Since the enactment of numerous federal environmental laws in the 1970s, the environmental law field has grown by leaps and bounds, becoming part of virtually all practice areas. Attorneys in domestic and/or international practice may focus on water, land use, pollution, hazardous wastes, climate change, energy, wildlife, genetic resources or marine conservation, to name just a few.  Environmental law practitioners are found in all sectors: private law firms, in-house counsel for corporations, public interest and advocacy groups, think tanks, international NGOs and IGOs, and all levels of federal, state and local governments.

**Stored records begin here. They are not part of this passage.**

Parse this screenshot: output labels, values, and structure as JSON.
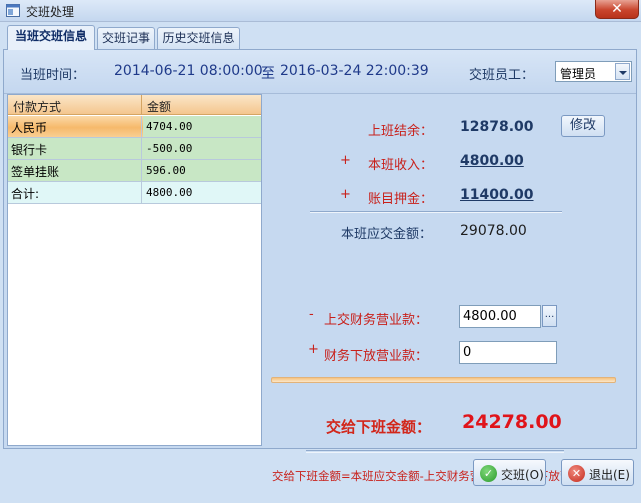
{
  "window": {
    "title": "交班处理",
    "close_icon": "✕"
  },
  "tabs": [
    {
      "label": "当班交班信息"
    },
    {
      "label": "交班记事"
    },
    {
      "label": "历史交班信息"
    }
  ],
  "header": {
    "time_label": "当班时间：",
    "start_time": "2014-06-21  08:00:00",
    "to_text": "至",
    "end_time": "2016-03-24 22:00:39",
    "staff_label": "交班员工：",
    "staff_value": "管理员"
  },
  "grid": {
    "columns": [
      "付款方式",
      "金额"
    ],
    "rows": [
      {
        "method": "人民币",
        "amount": "4704.00"
      },
      {
        "method": "银行卡",
        "amount": "-500.00"
      },
      {
        "method": "签单挂账",
        "amount": "596.00"
      },
      {
        "method": "合计:",
        "amount": "4800.00"
      }
    ]
  },
  "summary": {
    "prev_balance_label": "上班结余：",
    "prev_balance_value": "12878.00",
    "modify_button": "修改",
    "income_sign": "+",
    "income_label": "本班收入：",
    "income_value": "4800.00",
    "deposit_sign": "+",
    "deposit_label": "账目押金：",
    "deposit_value": "11400.00",
    "due_label": "本班应交金额：",
    "due_value": "29078.00",
    "handed_sign": "-",
    "handed_label": "上交财务营业款：",
    "handed_value": "4800.00",
    "dots_button": "...",
    "issued_sign": "+",
    "issued_label": "财务下放营业款：",
    "issued_value": "0",
    "handover_label": "交给下班金额：",
    "handover_value": "24278.00",
    "formula": "交给下班金额=本班应交金额-上交财务营业款+财务下放营业款"
  },
  "footer": {
    "confirm_label": "交班(O)",
    "exit_label": "退出(E)"
  },
  "colors": {
    "accent_red": "#c8201a",
    "navy": "#1f3a66",
    "panel_bg": "#c6d9f0",
    "row_highlight": "#f6b96b",
    "row_green": "#c8e7c5",
    "row_total": "#e0f7f7"
  }
}
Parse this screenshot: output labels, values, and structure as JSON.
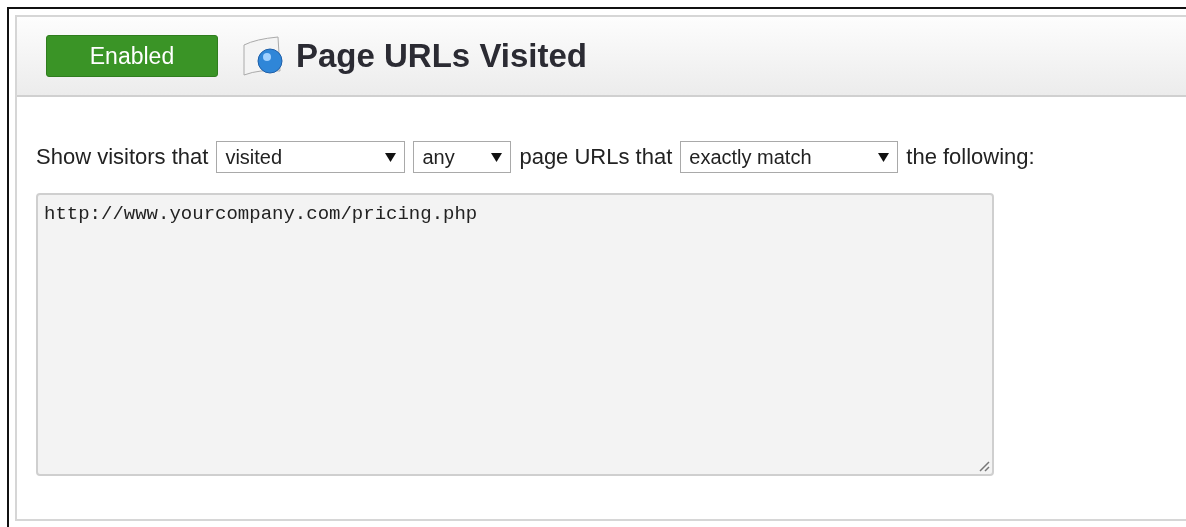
{
  "header": {
    "status": {
      "label": "Enabled",
      "on": true
    },
    "title": "Page URLs Visited"
  },
  "filter": {
    "parts": [
      {
        "kind": "text",
        "text": "Show visitors that"
      },
      {
        "kind": "select",
        "value": "visited"
      },
      {
        "kind": "select",
        "value": "any"
      },
      {
        "kind": "text",
        "text": "page URLs that"
      },
      {
        "kind": "select",
        "value": "exactly match"
      },
      {
        "kind": "text",
        "text": "the following:"
      }
    ]
  },
  "urls": {
    "value": "http://www.yourcompany.com/pricing.php"
  }
}
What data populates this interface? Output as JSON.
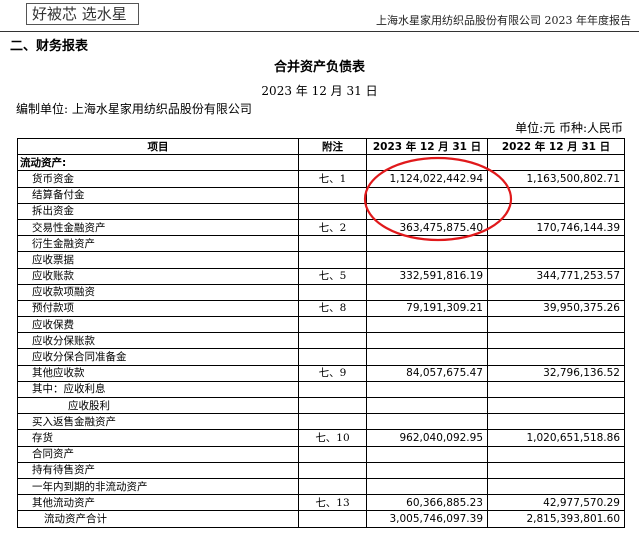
{
  "header": {
    "logo_text": "好被芯 选水星",
    "report_title": "上海水星家用纺织品股份有限公司  2023 年年度报告"
  },
  "section_title": "二、财务报表",
  "statement": {
    "title": "合并资产负债表",
    "date": "2023 年 12 月 31 日",
    "prepared_by": "编制单位: 上海水星家用纺织品股份有限公司",
    "currency_note": "单位:元  币种:人民币"
  },
  "table": {
    "columns": [
      "项目",
      "附注",
      "2023 年 12 月 31 日",
      "2022 年 12 月 31 日"
    ],
    "rows": [
      {
        "name": "流动资产:",
        "note": "",
        "v2023": "",
        "v2022": "",
        "indent": 0,
        "category": true
      },
      {
        "name": "货币资金",
        "note": "七、1",
        "v2023": "1,124,022,442.94",
        "v2022": "1,163,500,802.71",
        "indent": 1
      },
      {
        "name": "结算备付金",
        "note": "",
        "v2023": "",
        "v2022": "",
        "indent": 1
      },
      {
        "name": "拆出资金",
        "note": "",
        "v2023": "",
        "v2022": "",
        "indent": 1
      },
      {
        "name": "交易性金融资产",
        "note": "七、2",
        "v2023": "363,475,875.40",
        "v2022": "170,746,144.39",
        "indent": 1
      },
      {
        "name": "衍生金融资产",
        "note": "",
        "v2023": "",
        "v2022": "",
        "indent": 1
      },
      {
        "name": "应收票据",
        "note": "",
        "v2023": "",
        "v2022": "",
        "indent": 1
      },
      {
        "name": "应收账款",
        "note": "七、5",
        "v2023": "332,591,816.19",
        "v2022": "344,771,253.57",
        "indent": 1
      },
      {
        "name": "应收款项融资",
        "note": "",
        "v2023": "",
        "v2022": "",
        "indent": 1
      },
      {
        "name": "预付款项",
        "note": "七、8",
        "v2023": "79,191,309.21",
        "v2022": "39,950,375.26",
        "indent": 1
      },
      {
        "name": "应收保费",
        "note": "",
        "v2023": "",
        "v2022": "",
        "indent": 1
      },
      {
        "name": "应收分保账款",
        "note": "",
        "v2023": "",
        "v2022": "",
        "indent": 1
      },
      {
        "name": "应收分保合同准备金",
        "note": "",
        "v2023": "",
        "v2022": "",
        "indent": 1
      },
      {
        "name": "其他应收款",
        "note": "七、9",
        "v2023": "84,057,675.47",
        "v2022": "32,796,136.52",
        "indent": 1
      },
      {
        "name": "其中：应收利息",
        "note": "",
        "v2023": "",
        "v2022": "",
        "indent": 1
      },
      {
        "name": "应收股利",
        "note": "",
        "v2023": "",
        "v2022": "",
        "indent": 4
      },
      {
        "name": "买入返售金融资产",
        "note": "",
        "v2023": "",
        "v2022": "",
        "indent": 1
      },
      {
        "name": "存货",
        "note": "七、10",
        "v2023": "962,040,092.95",
        "v2022": "1,020,651,518.86",
        "indent": 1
      },
      {
        "name": "合同资产",
        "note": "",
        "v2023": "",
        "v2022": "",
        "indent": 1
      },
      {
        "name": "持有待售资产",
        "note": "",
        "v2023": "",
        "v2022": "",
        "indent": 1
      },
      {
        "name": "一年内到期的非流动资产",
        "note": "",
        "v2023": "",
        "v2022": "",
        "indent": 1
      },
      {
        "name": "其他流动资产",
        "note": "七、13",
        "v2023": "60,366,885.23",
        "v2022": "42,977,570.29",
        "indent": 1
      },
      {
        "name": "流动资产合计",
        "note": "",
        "v2023": "3,005,746,097.39",
        "v2022": "2,815,393,801.60",
        "indent": 2
      }
    ]
  },
  "annotation": {
    "color": "#e0191b"
  }
}
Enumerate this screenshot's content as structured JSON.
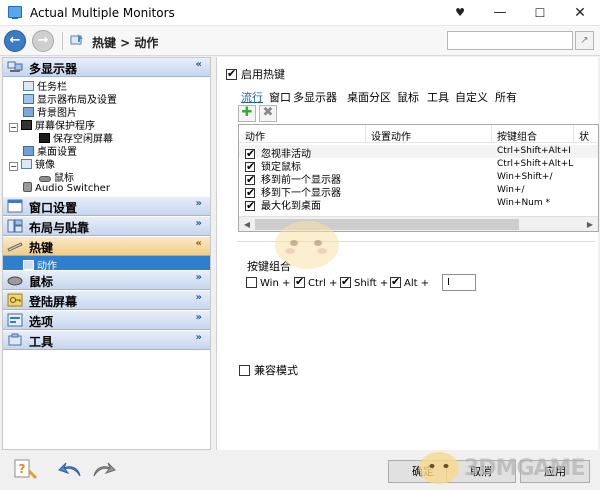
{
  "window": {
    "title": "Actual Multiple Monitors",
    "controls": {
      "pin": "♥",
      "minimize": "—",
      "maximize": "☐",
      "close": "✕"
    }
  },
  "nav": {
    "back_icon": "←",
    "forward_icon": "→",
    "breadcrumb": "热键 > 动作",
    "search_value": "",
    "search_btn": "↗"
  },
  "sidebar": {
    "sections": [
      {
        "label": "多显示器",
        "state": "expanded"
      },
      {
        "label": "窗口设置",
        "state": "collapsed"
      },
      {
        "label": "布局与贴靠",
        "state": "collapsed"
      },
      {
        "label": "热键",
        "state": "expanded"
      },
      {
        "label": "鼠标",
        "state": "collapsed"
      },
      {
        "label": "登陆屏幕",
        "state": "collapsed"
      },
      {
        "label": "选项",
        "state": "collapsed"
      },
      {
        "label": "工具",
        "state": "collapsed"
      }
    ],
    "multi_items": [
      "任务栏",
      "显示器布局及设置",
      "背景图片",
      "屏幕保护程序",
      "保存空闲屏幕",
      "桌面设置",
      "镜像",
      "鼠标",
      "Audio Switcher"
    ],
    "hotkey_items": [
      "动作"
    ],
    "chevron_expanded": "«",
    "chevron_collapsed": "»"
  },
  "main": {
    "enable_hotkeys": {
      "label": "启用热键",
      "checked": true
    },
    "tabs": [
      "流行",
      "窗口",
      "多显示器",
      "桌面分区",
      "鼠标",
      "工具",
      "自定义",
      "所有"
    ],
    "add_icon": "✚",
    "delete_icon": "✖",
    "columns": [
      "动作",
      "设置动作",
      "按键组合",
      "状"
    ],
    "rows": [
      {
        "action": "忽视非活动",
        "combo": "Ctrl+Shift+Alt+I",
        "checked": true
      },
      {
        "action": "锁定鼠标",
        "combo": "Ctrl+Shift+Alt+L",
        "checked": true
      },
      {
        "action": "移到前一个显示器",
        "combo": "Win+Shift+/",
        "checked": true
      },
      {
        "action": "移到下一个显示器",
        "combo": "Win+/",
        "checked": true
      },
      {
        "action": "最大化到桌面",
        "combo": "Win+Num *",
        "checked": true
      }
    ],
    "key_combo": {
      "title": "按键组合",
      "win": {
        "label": "Win +",
        "checked": false
      },
      "ctrl": {
        "label": "Ctrl +",
        "checked": true
      },
      "shift": {
        "label": "Shift +",
        "checked": true
      },
      "alt": {
        "label": "Alt +",
        "checked": true
      },
      "key_value": "I"
    },
    "compat_mode": {
      "label": "兼容模式",
      "checked": false
    }
  },
  "footer": {
    "ok": "确定",
    "cancel": "取消",
    "apply": "应用",
    "watermark": "3DMGAME"
  }
}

In the United States, the chief federal government agency for administering environmental regulation is the U.S. Environmental Protection Agency (EPA), but many other federal agencies have jurisdiction over environmental matters, such as the U.S. Department of Agriculture (USDA), the U.S. Department of Justice (DOJ), the U.S. Department of Energy (DOE), and the National Oceanic and Atmospheric Administration (NOAA). Many states have their own enforcement agencies as well.


An environmental lawyer in private practice works to represent clients in legal issues such as complying with environmental regulations, investigating and negotiating over environmental liabilities in corporate transactions,managing land subject to native title, and setting up climate finance deals to back renewable energy. Environment laws are a large and complex specialty within the practice of law. Those interested in this area can expect their practice to have a heavy administrative law component, as many of the applicable rules are regulations passed by federal and state agencies.

Attorneys that work for federal agencies may either defend agency actions under environmental regulations or bring enforcement actions pursuant to environmental laws.  Attorneys with federal and state legislatures provide counsel on drafting policy, whereas lobbyists advise their clients of pending legislation and advocate on behalf of their clients.  In-house corporate attorneys advice their company on a wide range of issues, including compliance, tax, securities and real property matters.

Public interest attorneys work for non-profit organizations, community groups, and environmental justice coalitions. They may support development of new local, state or federal laws or regulations, participate in international negotiations, or bring lawsuits on behalf of individuals or communities impacted by environmental harm.


Georgetown Law Courses

  • Environmental Law
  • International Environmental Law
  • Energy Law and Policy
  • Natural Resources Law
  • Land Use Law

Read more about our environmental law curriculum here:


Georgetown Law Clinics and Centers


Helpful Environmental Law Resources

Representative Employers